According to a recent analysis by Accenture, “Healthcare organizations have begun to realize that healthcare should be organized around the patient, not the enterprise”. The analysis also states that “Currently fragmented ecosystem participants should figure out how to work together to meet rising expectations. Historically - independent entities such as hospitals and doctors, focused on the functions within their control. Now, ecosystem players realize that they are in many ways dependent on those who provide services before and after they do, independent of physical location. Collaboration can improve loyalty and market share at a time when there is increasing pressure to drive down the cost of care.”
With so much opportunity in the largest and fastest growing segment of our economy, it is no wonder that private equity is investing such large amounts in the convergence of technology and healthcare services. One exceptionally promising area is Patient Financial Services.
Patient Financial Services
Digital Patient Financial Services involve technologies that enable patient engagement; financial services such as billing, financing of patient co-pays and deductibles; patient price transparency and interaction between the provider and patient.
For the provider, Patient Financial Services offers a solution to address several acute operating challenges:
• $85 billion in uncompensated care
• 49% of patient responsibility written off as bad debt
• $1.2 trillion deemed wasteful spending in healthcare
• 80% of newly insured patients are deemed “high risk” to not pay
• Only 10% of provider revenue collected at or before time of service
• 92% of consumers want to know payment responsibility prior to a visit
• Up to 25% Denial Charge Rate of charges by insurers
HCA Healthcare offers one example of a strategic technology investment to improve every dimension of the patient’s financial experience.
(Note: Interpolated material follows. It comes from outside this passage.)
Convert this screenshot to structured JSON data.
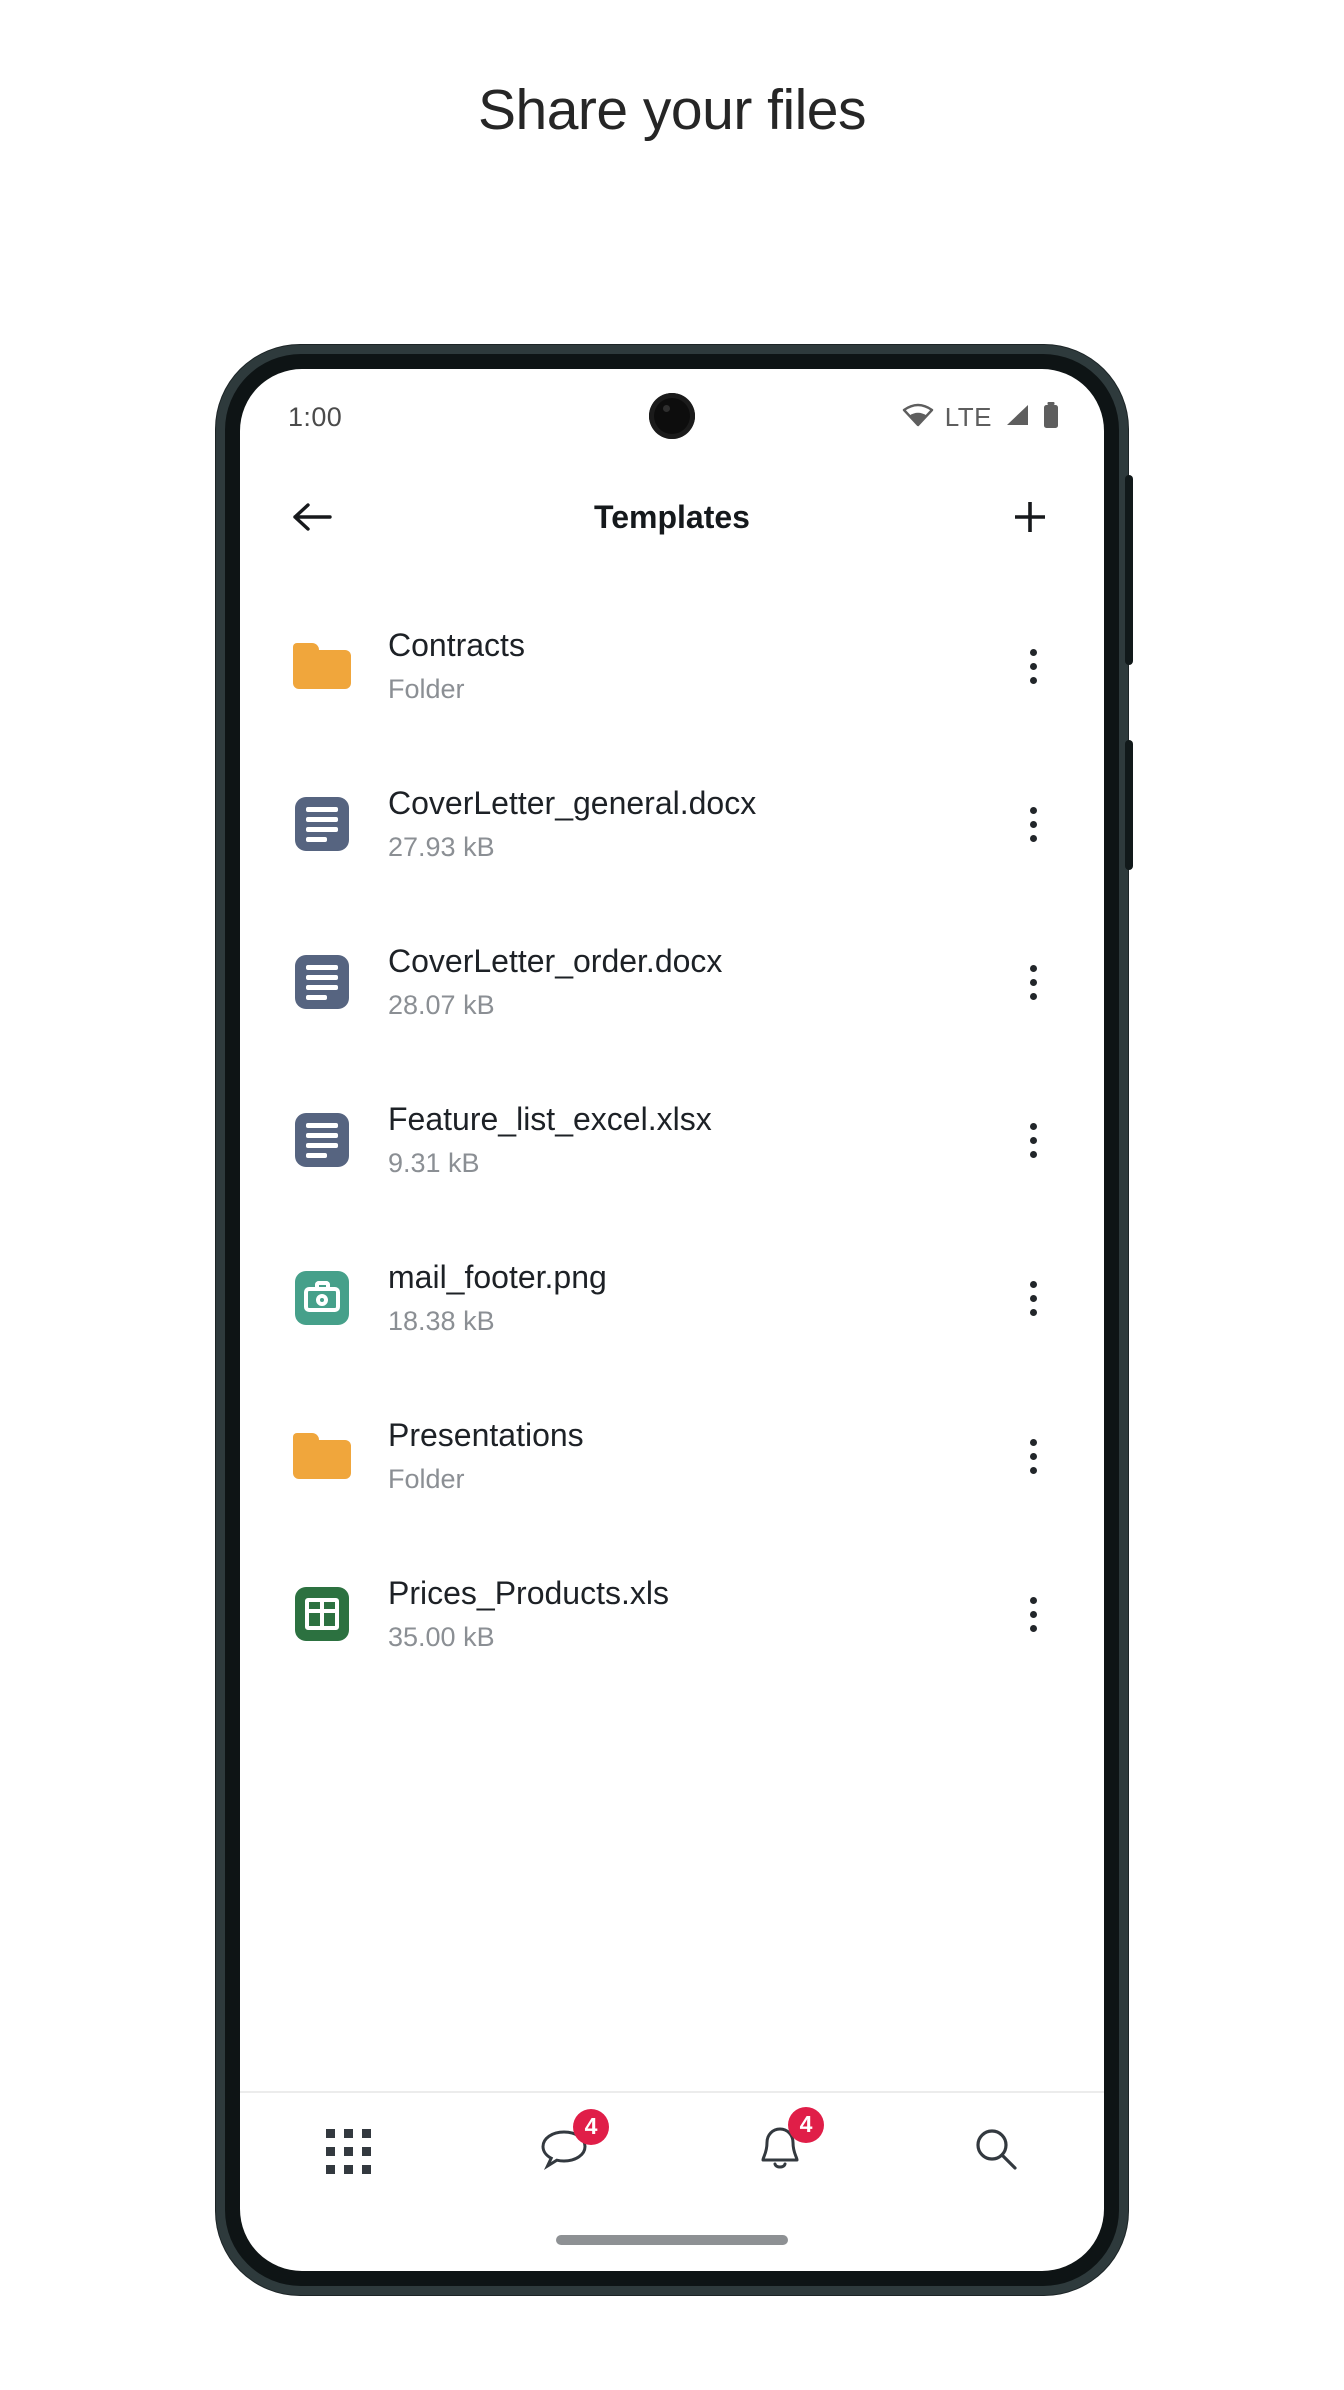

Loyale Healthcare’s Patient Financial Manager (PFM) was chosen as the Patient Financial Engagement platform for all of HCA’s hospitals and physician practices because the PFM platform was ideally suited to HCA’s long-term strategies to transform patients’ experiences, enable enterprise-wide consistency and efficiency and improve financial performance.
An analysis of many of the most successful PE deals over the last year reveals five key attributes among the companies attracting investment:
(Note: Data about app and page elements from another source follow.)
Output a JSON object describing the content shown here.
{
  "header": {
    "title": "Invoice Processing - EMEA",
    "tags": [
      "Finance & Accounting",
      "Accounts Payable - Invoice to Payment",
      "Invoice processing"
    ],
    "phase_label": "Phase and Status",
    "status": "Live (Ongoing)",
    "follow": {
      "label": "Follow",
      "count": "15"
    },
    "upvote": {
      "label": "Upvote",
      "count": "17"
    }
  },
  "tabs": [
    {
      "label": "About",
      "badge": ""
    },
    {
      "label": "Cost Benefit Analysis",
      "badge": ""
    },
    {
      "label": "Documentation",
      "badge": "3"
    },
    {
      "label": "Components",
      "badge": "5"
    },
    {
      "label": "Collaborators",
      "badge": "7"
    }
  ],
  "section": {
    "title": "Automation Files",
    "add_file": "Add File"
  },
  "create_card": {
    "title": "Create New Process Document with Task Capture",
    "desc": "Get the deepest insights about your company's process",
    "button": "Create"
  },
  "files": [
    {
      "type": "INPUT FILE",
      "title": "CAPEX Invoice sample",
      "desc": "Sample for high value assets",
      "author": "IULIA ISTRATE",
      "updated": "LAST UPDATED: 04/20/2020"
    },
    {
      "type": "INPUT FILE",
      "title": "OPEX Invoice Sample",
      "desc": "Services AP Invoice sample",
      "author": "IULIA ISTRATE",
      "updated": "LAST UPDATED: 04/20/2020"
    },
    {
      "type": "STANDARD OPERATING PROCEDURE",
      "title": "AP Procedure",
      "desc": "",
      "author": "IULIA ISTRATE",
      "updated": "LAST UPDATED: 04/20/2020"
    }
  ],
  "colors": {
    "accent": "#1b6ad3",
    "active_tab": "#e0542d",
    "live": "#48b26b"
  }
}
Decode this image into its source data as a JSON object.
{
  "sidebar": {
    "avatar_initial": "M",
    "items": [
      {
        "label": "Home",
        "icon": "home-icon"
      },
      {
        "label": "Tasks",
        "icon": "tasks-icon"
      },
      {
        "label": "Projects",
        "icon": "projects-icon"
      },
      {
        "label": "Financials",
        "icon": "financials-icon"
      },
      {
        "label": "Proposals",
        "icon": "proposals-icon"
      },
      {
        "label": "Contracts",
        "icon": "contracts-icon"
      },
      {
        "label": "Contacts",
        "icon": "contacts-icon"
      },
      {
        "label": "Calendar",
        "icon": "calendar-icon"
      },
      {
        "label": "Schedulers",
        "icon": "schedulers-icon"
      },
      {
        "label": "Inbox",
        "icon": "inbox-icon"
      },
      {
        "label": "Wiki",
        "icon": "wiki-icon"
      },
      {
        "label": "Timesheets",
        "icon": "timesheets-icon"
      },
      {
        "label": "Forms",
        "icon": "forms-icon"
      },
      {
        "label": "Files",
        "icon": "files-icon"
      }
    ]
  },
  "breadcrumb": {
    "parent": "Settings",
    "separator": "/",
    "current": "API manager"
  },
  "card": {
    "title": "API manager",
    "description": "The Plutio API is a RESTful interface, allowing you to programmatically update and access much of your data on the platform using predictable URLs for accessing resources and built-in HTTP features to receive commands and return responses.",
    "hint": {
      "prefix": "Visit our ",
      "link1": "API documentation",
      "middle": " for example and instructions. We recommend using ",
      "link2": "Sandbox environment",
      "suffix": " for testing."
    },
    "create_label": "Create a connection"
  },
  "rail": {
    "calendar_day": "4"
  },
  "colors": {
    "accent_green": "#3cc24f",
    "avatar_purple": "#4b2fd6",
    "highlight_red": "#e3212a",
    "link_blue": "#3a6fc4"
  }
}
1. They are next-generation financial technology platforms that can deliver comprehensive enterprise payment solutions.
2. They offer a purpose-built platform asset which can meet interoperability requirements and integrate with other technology systems.
3. They have developed technology that redefines patient financial engagement for providers seeking to execute a holistic patient experience strategy.
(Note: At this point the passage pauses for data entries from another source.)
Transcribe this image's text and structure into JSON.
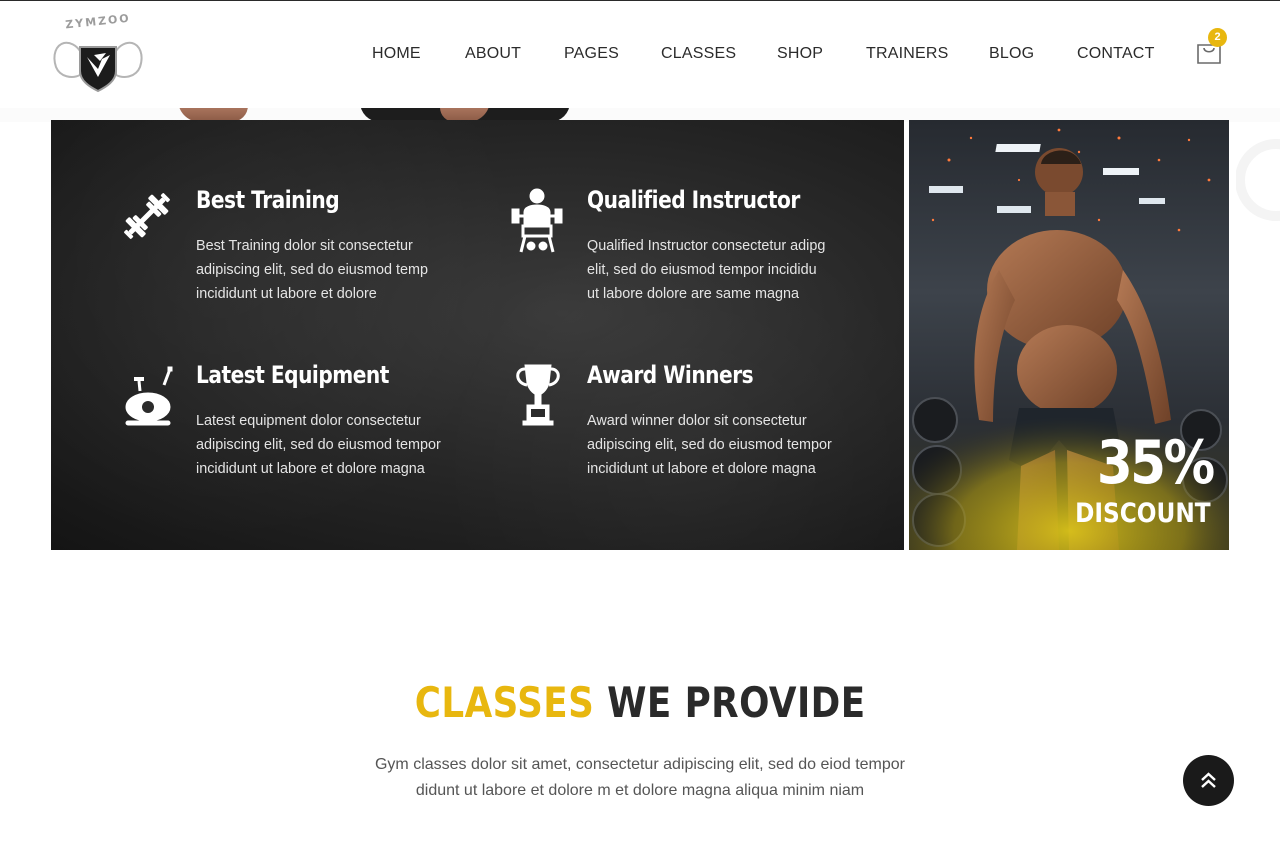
{
  "brand": {
    "logo_text": "ZYMZOO"
  },
  "nav": {
    "items": [
      {
        "label": "HOME"
      },
      {
        "label": "ABOUT"
      },
      {
        "label": "PAGES"
      },
      {
        "label": "CLASSES"
      },
      {
        "label": "SHOP"
      },
      {
        "label": "TRAINERS"
      },
      {
        "label": "BLOG"
      },
      {
        "label": "CONTACT"
      }
    ],
    "cart_count": "2"
  },
  "features": [
    {
      "icon": "dumbbell-icon",
      "title": "Best Training",
      "lines": [
        "Best Training dolor sit consectetur",
        "adipiscing elit, sed do eiusmod temp",
        "incididunt ut labore et dolore"
      ]
    },
    {
      "icon": "instructor-icon",
      "title": "Qualified Instructor",
      "lines": [
        "Qualified Instructor consectetur adipg",
        "elit, sed do eiusmod tempor incididu",
        "ut labore dolore are same magna"
      ]
    },
    {
      "icon": "exercise-bike-icon",
      "title": "Latest Equipment",
      "lines": [
        "Latest equipment dolor consectetur",
        "adipiscing elit, sed do eiusmod tempor",
        "incididunt ut labore et dolore magna"
      ]
    },
    {
      "icon": "trophy-icon",
      "title": "Award Winners",
      "lines": [
        "Award winner dolor sit consectetur",
        "adipiscing elit, sed do eiusmod tempor",
        "incididunt ut labore et dolore magna"
      ]
    }
  ],
  "promo": {
    "percent": "35%",
    "label": "DISCOUNT"
  },
  "classes_section": {
    "title_accent": "CLASSES",
    "title_rest": "WE PROVIDE",
    "desc_lines": [
      "Gym classes dolor sit amet, consectetur adipiscing elit, sed do eiod tempor",
      "didunt ut labore et dolore m et dolore magna aliqua minim niam"
    ]
  },
  "colors": {
    "accent": "#e8b70f",
    "dark": "#2a2a2a",
    "panel": "#242424"
  }
}
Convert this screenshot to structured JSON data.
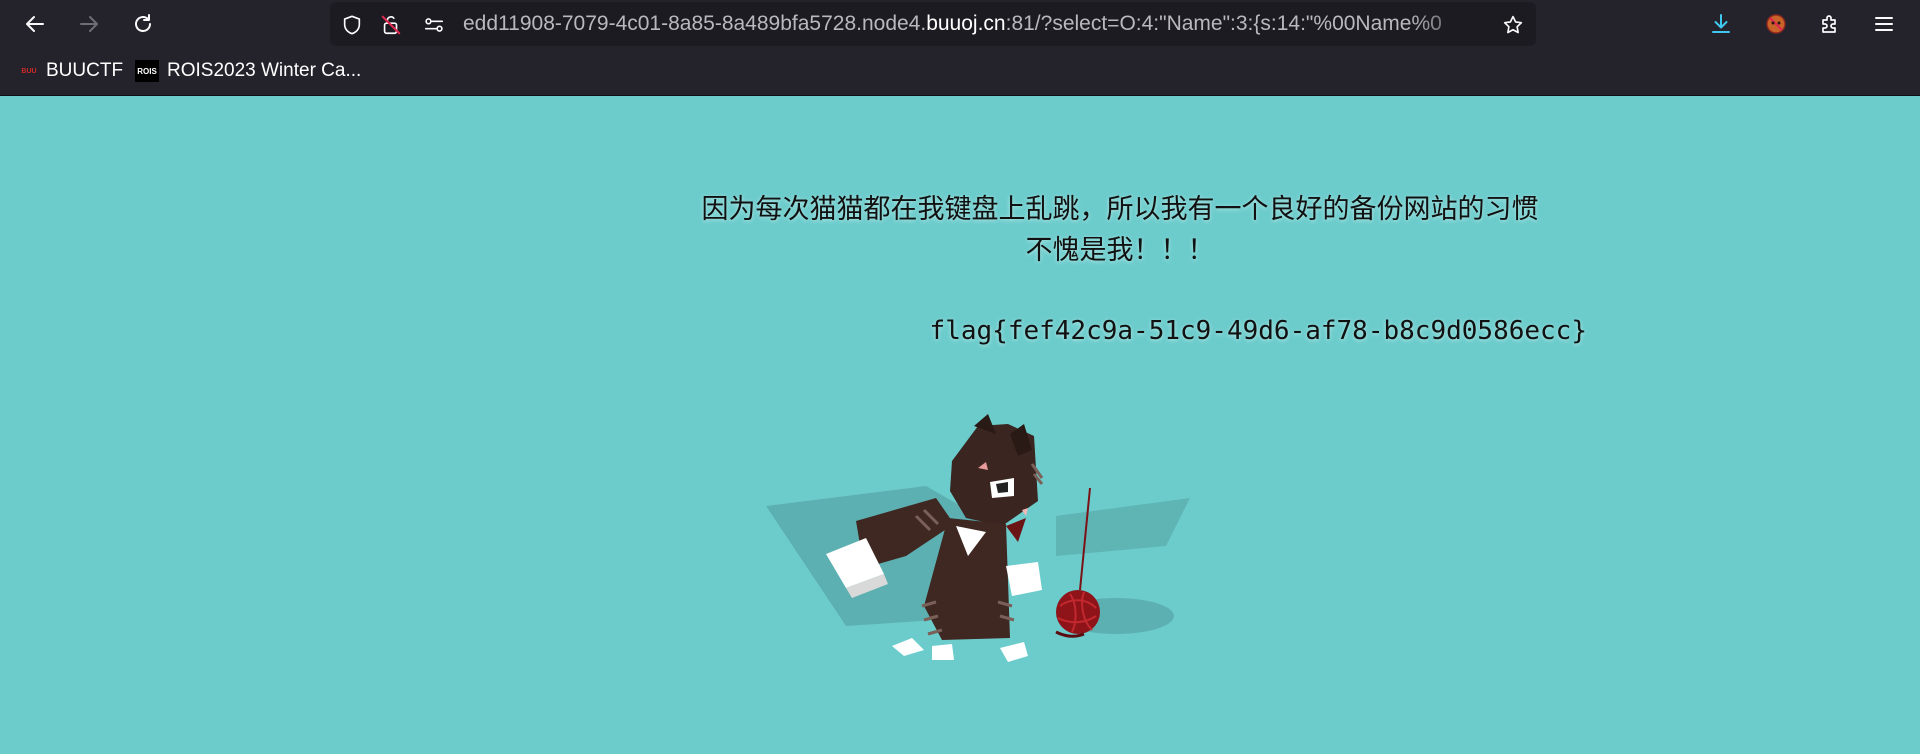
{
  "browser": {
    "url": {
      "prefix": "edd11908-7079-4c01-8a85-8a489bfa5728.node4.",
      "domain": "buuoj.cn",
      "suffix": ":81/?select=O:4:\"Name\":3:{s:14:\"%00Name%0"
    },
    "icons": {
      "back": "back-arrow-icon",
      "forward": "forward-arrow-icon",
      "reload": "reload-icon",
      "shield": "shield-icon",
      "lock": "insecure-lock-icon",
      "permissions": "permissions-icon",
      "bookmark": "star-icon",
      "downloads": "download-icon",
      "extensions": "puzzle-icon",
      "menu": "hamburger-icon"
    },
    "bookmarks": [
      {
        "label": "BUUCTF",
        "favicon": "BUU"
      },
      {
        "label": "ROIS2023 Winter Ca...",
        "favicon": "ROIS"
      }
    ]
  },
  "page": {
    "message_line1": "因为每次猫猫都在我键盘上乱跳，所以我有一个良好的备份网站的习惯",
    "message_line2": "不愧是我！！！",
    "flag": "flag{fef42c9a-51c9-49d6-af78-b8c9d0586ecc}",
    "background": "#6ccccc"
  }
}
4. They optimize workflows to improve operational efficiency, patient and staff satisfaction and financial outcomes.
5. Their solutions support the entire enterprise with scalable, adaptable platforms with open architecture that adapt to variabilities in setting, technology and policy while ensuring users, both internal and external, receive a stable, consistent, superior experience.
As summarized by Accenture, “digital breakthroughs are enabling healthcare enterprises to improve labor productivity, clinical outcomes and human experiences. This unprecedented era of technology innovation is allowing clinicians and service workers to broadly apply their knowledge, freeing up more face time to spend delivering a human touch. And, as technology affords greater opportunities for self-management, it’s empowering people to consume healthcare on their own terms. It is no longer about what technology can do for people, it’s what people can do with technology.”
At Loyale, we think that's a future to get excited about.